Website and app data records:

■ ■ ■ ■

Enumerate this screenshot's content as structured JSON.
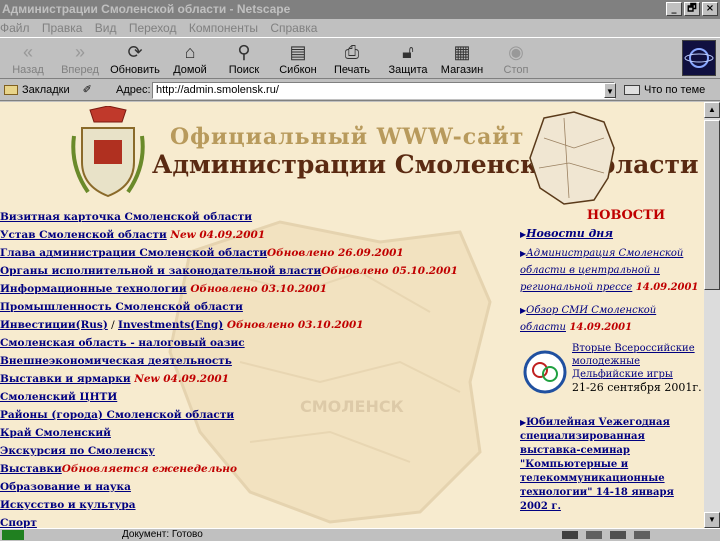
{
  "window": {
    "title": "Администрации Смоленской области - Netscape",
    "buttons": [
      "_",
      "🗗",
      "×"
    ]
  },
  "menu": [
    "Файл",
    "Правка",
    "Вид",
    "Переход",
    "Компоненты",
    "Справка"
  ],
  "toolbar": [
    {
      "label": "Назад",
      "icon": "back-icon",
      "disabled": true
    },
    {
      "label": "Вперед",
      "icon": "forward-icon",
      "disabled": true
    },
    {
      "label": "Обновить",
      "icon": "reload-icon",
      "disabled": false
    },
    {
      "label": "Домой",
      "icon": "home-icon",
      "disabled": false
    },
    {
      "label": "Поиск",
      "icon": "search-icon",
      "disabled": false
    },
    {
      "label": "Сибкон",
      "icon": "guide-icon",
      "disabled": false
    },
    {
      "label": "Печать",
      "icon": "print-icon",
      "disabled": false
    },
    {
      "label": "Защита",
      "icon": "security-icon",
      "disabled": false
    },
    {
      "label": "Магазин",
      "icon": "shop-icon",
      "disabled": false
    },
    {
      "label": "Стоп",
      "icon": "stop-icon",
      "disabled": true
    }
  ],
  "location": {
    "bookmarks_label": "Закладки",
    "address_label": "Адрес:",
    "url": "http://admin.smolensk.ru/",
    "related_label": "Что по теме"
  },
  "header": {
    "subtitle": "Официальный WWW-сайт",
    "title": "Администрации Смоленской области"
  },
  "links": [
    {
      "text": "Визитная карточка Смоленской области",
      "note": ""
    },
    {
      "text": "Устав Смоленской области",
      "note": " New 04.09.2001"
    },
    {
      "text": "Глава администрации Смоленской области",
      "note": "Обновлено 26.09.2001"
    },
    {
      "text": "Органы исполнительной и законодательной власти",
      "note": "Обновлено 05.10.2001"
    },
    {
      "text": "Информационные технологии",
      "note": " Обновлено 03.10.2001"
    },
    {
      "text": "Промышленность Смоленской области",
      "note": ""
    },
    {
      "text": "Инвестиции(Rus)",
      "sep": " / ",
      "text2": "Investments(Eng)",
      "note": " Обновлено 03.10.2001"
    },
    {
      "text": "Смоленская область - налоговый оазис",
      "note": ""
    },
    {
      "text": "Внешнеэкономическая деятельность",
      "note": ""
    },
    {
      "text": "Выставки и ярмарки",
      "note": "  New 04.09.2001"
    },
    {
      "text": "Смоленский ЦНТИ",
      "note": ""
    },
    {
      "text": "Районы (города) Смоленской области",
      "note": ""
    },
    {
      "text": "Край Смоленский",
      "note": ""
    },
    {
      "text": "Экскурсия по Смоленску",
      "note": ""
    },
    {
      "text": "Выставки",
      "note": "Обновляется еженедельно"
    },
    {
      "text": "Образование и наука",
      "note": ""
    },
    {
      "text": "Искусство и культура",
      "note": ""
    },
    {
      "text": "Спорт",
      "note": ""
    }
  ],
  "news": {
    "heading": "НОВОСТИ",
    "items": [
      {
        "title": "Новости дня",
        "date": ""
      },
      {
        "title": "Администрация Смоленской области в центральной и региональной прессе",
        "date": " 14.09.2001"
      },
      {
        "title": "Обзор СМИ Смоленской области",
        "date": "  14.09.2001"
      }
    ],
    "games": {
      "line1": "Вторые Всероссийские молодежные Дельфийские игры",
      "dates": "21-26 сентября 2001г."
    },
    "expo": "Юбилейная Vежегодная специализированная выставка-семинар \"Компьютерные и телекоммуникационные технологии\" 14-18 января 2002 г."
  },
  "map_label": "СМОЛЕНСК",
  "status": {
    "text": "Документ: Готово"
  }
}
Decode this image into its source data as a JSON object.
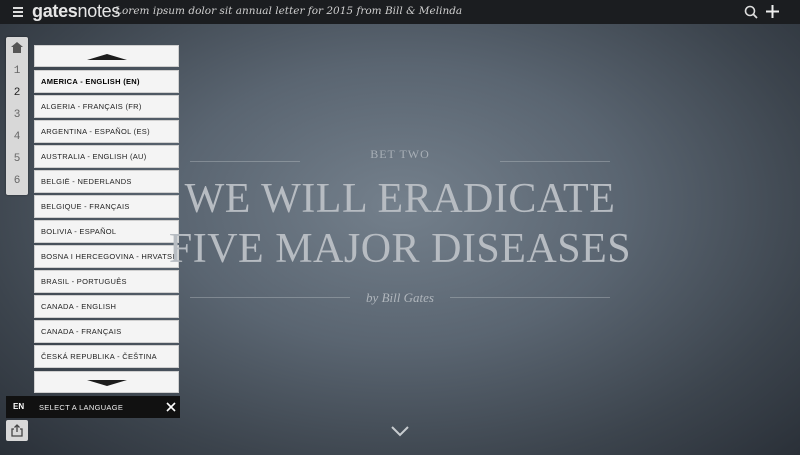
{
  "header": {
    "logo_bold": "gates",
    "logo_light": "notes",
    "tagline": "Lorem ipsum dolor sit annual letter for 2015 from Bill & Melinda"
  },
  "rail": {
    "pages": [
      "1",
      "2",
      "3",
      "4",
      "5",
      "6"
    ],
    "active_page": "2"
  },
  "languages": {
    "items": [
      "AMERICA - ENGLISH (EN)",
      "ALGERIA - FRANÇAIS (FR)",
      "ARGENTINA - ESPAÑOL (ES)",
      "AUSTRALIA - ENGLISH (AU)",
      "BELGIË - NEDERLANDS",
      "BELGIQUE - FRANÇAIS",
      "BOLIVIA - ESPAÑOL",
      "BOSNA I HERCEGOVINA - HRVATSKI",
      "BRASIL - PORTUGUÊS",
      "CANADA - ENGLISH",
      "CANADA - FRANÇAIS",
      "ČESKÁ REPUBLIKA - ČEŠTINA"
    ],
    "selected_index": 0,
    "current_code": "EN",
    "select_label": "SELECT A LANGUAGE"
  },
  "hero": {
    "eyebrow": "BET TWO",
    "headline_line1": "WE WILL ERADICATE",
    "headline_line2": "FIVE MAJOR DISEASES",
    "byline": "by Bill Gates"
  }
}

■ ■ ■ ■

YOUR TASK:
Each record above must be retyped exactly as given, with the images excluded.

THE COMPLETED TASK:
Enumerate this screenshot's content as structured JSON.
{
  "window": {
    "title": "Администрации Смоленской области - Netscape",
    "buttons": [
      "_",
      "🗗",
      "×"
    ]
  },
  "menu": [
    "Файл",
    "Правка",
    "Вид",
    "Переход",
    "Компоненты",
    "Справка"
  ],
  "toolbar": [
    {
      "label": "Назад",
      "icon": "back-icon",
      "disabled": true
    },
    {
      "label": "Вперед",
      "icon": "forward-icon",
      "disabled": true
    },
    {
      "label": "Обновить",
      "icon": "reload-icon",
      "disabled": false
    },
    {
      "label": "Домой",
      "icon": "home-icon",
      "disabled": false
    },
    {
      "label": "Поиск",
      "icon": "search-icon",
      "disabled": false
    },
    {
      "label": "Сибкон",
      "icon": "guide-icon",
      "disabled": false
    },
    {
      "label": "Печать",
      "icon": "print-icon",
      "disabled": false
    },
    {
      "label": "Защита",
      "icon": "security-icon",
      "disabled": false
    },
    {
      "label": "Магазин",
      "icon": "shop-icon",
      "disabled": false
    },
    {
      "label": "Стоп",
      "icon": "stop-icon",
      "disabled": true
    }
  ],
  "location": {
    "bookmarks_label": "Закладки",
    "address_label": "Адрес:",
    "url": "http://admin.smolensk.ru/",
    "related_label": "Что по теме"
  },
  "header": {
    "subtitle": "Официальный WWW-сайт",
    "title": "Администрации Смоленской области"
  },
  "links": [
    {
      "text": "Визитная карточка Смоленской области",
      "note": ""
    },
    {
      "text": "Устав Смоленской области",
      "note": " New 04.09.2001"
    },
    {
      "text": "Глава администрации Смоленской области",
      "note": "Обновлено 26.09.2001"
    },
    {
      "text": "Органы исполнительной и законодательной власти",
      "note": "Обновлено 05.10.2001"
    },
    {
      "text": "Информационные технологии",
      "note": " Обновлено 03.10.2001"
    },
    {
      "text": "Промышленность Смоленской области",
      "note": ""
    },
    {
      "text": "Инвестиции(Rus)",
      "sep": " / ",
      "text2": "Investments(Eng)",
      "note": " Обновлено 03.10.2001"
    },
    {
      "text": "Смоленская область - налоговый оазис",
      "note": ""
    },
    {
      "text": "Внешнеэкономическая деятельность",
      "note": ""
    },
    {
      "text": "Выставки и ярмарки",
      "note": "  New 04.09.2001"
    },
    {
      "text": "Смоленский ЦНТИ",
      "note": ""
    },
    {
      "text": "Районы (города) Смоленской области",
      "note": ""
    },
    {
      "text": "Край Смоленский",
      "note": ""
    },
    {
      "text": "Экскурсия по Смоленску",
      "note": ""
    },
    {
      "text": "Выставки",
      "note": "Обновляется еженедельно"
    },
    {
      "text": "Образование и наука",
      "note": ""
    },
    {
      "text": "Искусство и культура",
      "note": ""
    },
    {
      "text": "Спорт",
      "note": ""
    }
  ],
  "news": {
    "heading": "НОВОСТИ",
    "items": [
      {
        "title": "Новости дня",
        "date": ""
      },
      {
        "title": "Администрация Смоленской области в центральной и региональной прессе",
        "date": " 14.09.2001"
      },
      {
        "title": "Обзор СМИ Смоленской области",
        "date": "  14.09.2001"
      }
    ],
    "games": {
      "line1": "Вторые Всероссийские молодежные Дельфийские игры",
      "dates": "21-26 сентября 2001г."
    },
    "expo": "Юбилейная Vежегодная специализированная выставка-семинар \"Компьютерные и телекоммуникационные технологии\" 14-18 января 2002 г."
  },
  "map_label": "СМОЛЕНСК",
  "status": {
    "text": "Документ: Готово"
  }
}
Decode this image into its source data as a JSON object.
{
  "header": {
    "logo_bold": "gates",
    "logo_light": "notes",
    "tagline": "Lorem ipsum dolor sit annual letter for 2015 from Bill & Melinda"
  },
  "rail": {
    "pages": [
      "1",
      "2",
      "3",
      "4",
      "5",
      "6"
    ],
    "active_page": "2"
  },
  "languages": {
    "items": [
      "AMERICA - ENGLISH (EN)",
      "ALGERIA - FRANÇAIS (FR)",
      "ARGENTINA - ESPAÑOL (ES)",
      "AUSTRALIA - ENGLISH (AU)",
      "BELGIË - NEDERLANDS",
      "BELGIQUE - FRANÇAIS",
      "BOLIVIA - ESPAÑOL",
      "BOSNA I HERCEGOVINA - HRVATSKI",
      "BRASIL - PORTUGUÊS",
      "CANADA - ENGLISH",
      "CANADA - FRANÇAIS",
      "ČESKÁ REPUBLIKA - ČEŠTINA"
    ],
    "selected_index": 0,
    "current_code": "EN",
    "select_label": "SELECT A LANGUAGE"
  },
  "hero": {
    "eyebrow": "BET TWO",
    "headline_line1": "WE WILL ERADICATE",
    "headline_line2": "FIVE MAJOR DISEASES",
    "byline": "by Bill Gates"
  }
}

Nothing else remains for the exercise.